■ What to work on: Every line of the material below that holds the string "وکيل" should be copied.

■ Supplied material:

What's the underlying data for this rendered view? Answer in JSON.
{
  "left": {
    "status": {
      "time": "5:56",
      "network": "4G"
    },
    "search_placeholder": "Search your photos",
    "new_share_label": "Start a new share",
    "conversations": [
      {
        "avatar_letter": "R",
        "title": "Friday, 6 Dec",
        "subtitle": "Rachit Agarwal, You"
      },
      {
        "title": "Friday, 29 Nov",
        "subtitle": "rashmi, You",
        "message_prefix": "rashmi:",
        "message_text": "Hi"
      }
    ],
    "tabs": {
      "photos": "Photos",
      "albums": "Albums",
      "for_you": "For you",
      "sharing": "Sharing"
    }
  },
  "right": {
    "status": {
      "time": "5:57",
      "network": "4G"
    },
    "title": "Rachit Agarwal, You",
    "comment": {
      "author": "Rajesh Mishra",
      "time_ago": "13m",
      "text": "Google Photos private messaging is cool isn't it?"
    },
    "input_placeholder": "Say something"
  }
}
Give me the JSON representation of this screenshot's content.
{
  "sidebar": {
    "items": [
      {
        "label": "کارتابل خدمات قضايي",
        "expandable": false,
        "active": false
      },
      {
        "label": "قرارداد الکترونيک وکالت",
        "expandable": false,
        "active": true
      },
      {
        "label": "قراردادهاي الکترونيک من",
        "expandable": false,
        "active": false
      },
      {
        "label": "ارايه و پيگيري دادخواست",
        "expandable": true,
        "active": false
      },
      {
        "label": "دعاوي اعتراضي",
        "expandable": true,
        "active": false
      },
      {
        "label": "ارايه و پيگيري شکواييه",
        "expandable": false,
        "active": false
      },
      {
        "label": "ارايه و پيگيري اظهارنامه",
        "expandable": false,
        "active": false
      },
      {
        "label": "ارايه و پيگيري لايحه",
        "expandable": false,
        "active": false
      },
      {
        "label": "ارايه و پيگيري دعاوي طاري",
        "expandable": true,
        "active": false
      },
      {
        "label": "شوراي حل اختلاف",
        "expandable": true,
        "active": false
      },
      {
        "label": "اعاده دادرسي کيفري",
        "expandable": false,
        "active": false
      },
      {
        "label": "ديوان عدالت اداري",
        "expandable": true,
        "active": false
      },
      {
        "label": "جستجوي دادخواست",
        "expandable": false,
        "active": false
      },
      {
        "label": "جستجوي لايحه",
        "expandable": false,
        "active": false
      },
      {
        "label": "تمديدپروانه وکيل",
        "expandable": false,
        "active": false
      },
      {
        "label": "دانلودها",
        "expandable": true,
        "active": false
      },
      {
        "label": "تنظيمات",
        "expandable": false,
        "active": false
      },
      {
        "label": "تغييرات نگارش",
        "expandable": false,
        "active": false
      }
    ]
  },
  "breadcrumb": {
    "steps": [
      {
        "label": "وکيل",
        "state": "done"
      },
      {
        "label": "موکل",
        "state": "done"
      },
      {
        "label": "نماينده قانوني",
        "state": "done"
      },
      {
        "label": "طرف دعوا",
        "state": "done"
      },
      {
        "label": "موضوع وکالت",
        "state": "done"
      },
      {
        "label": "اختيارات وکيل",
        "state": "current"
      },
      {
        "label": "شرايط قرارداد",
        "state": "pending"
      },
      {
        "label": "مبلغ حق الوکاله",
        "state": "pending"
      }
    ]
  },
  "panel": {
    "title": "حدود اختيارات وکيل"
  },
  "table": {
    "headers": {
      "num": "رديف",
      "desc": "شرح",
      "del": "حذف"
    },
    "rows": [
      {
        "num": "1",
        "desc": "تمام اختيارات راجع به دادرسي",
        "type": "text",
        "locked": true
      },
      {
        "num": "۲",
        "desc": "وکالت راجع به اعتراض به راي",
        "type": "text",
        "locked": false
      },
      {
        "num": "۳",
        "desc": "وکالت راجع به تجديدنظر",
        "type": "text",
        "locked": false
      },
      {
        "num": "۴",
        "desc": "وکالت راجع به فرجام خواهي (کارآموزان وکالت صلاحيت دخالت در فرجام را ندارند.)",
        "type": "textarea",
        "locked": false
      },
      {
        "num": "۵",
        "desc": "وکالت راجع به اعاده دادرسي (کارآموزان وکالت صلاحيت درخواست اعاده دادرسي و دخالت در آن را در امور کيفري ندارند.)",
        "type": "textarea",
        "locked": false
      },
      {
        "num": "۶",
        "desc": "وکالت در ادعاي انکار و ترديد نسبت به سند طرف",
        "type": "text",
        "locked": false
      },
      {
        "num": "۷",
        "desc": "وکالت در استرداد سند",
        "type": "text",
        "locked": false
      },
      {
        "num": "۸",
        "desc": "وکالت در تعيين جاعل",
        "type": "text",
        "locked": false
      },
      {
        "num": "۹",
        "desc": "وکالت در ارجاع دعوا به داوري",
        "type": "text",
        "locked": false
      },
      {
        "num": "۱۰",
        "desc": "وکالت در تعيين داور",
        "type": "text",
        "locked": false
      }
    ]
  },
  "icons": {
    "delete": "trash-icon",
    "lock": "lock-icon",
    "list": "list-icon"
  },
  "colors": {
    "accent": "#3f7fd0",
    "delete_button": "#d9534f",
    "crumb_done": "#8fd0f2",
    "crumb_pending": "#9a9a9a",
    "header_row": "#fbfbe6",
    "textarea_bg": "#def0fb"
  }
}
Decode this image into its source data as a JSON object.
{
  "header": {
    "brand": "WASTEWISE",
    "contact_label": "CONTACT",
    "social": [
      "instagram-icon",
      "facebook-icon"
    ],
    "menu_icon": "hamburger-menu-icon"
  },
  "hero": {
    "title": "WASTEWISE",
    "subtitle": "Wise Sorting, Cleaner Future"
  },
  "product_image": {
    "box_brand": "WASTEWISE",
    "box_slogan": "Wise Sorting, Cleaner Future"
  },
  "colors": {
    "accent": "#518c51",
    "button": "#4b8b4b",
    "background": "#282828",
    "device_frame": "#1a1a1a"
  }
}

■ Solution for this exercise:
        "label": "تمديدپروانه وکيل",
        "label": "وکيل",
        "label": "اختيارات وکيل",
    "title": "حدود اختيارات وکيل"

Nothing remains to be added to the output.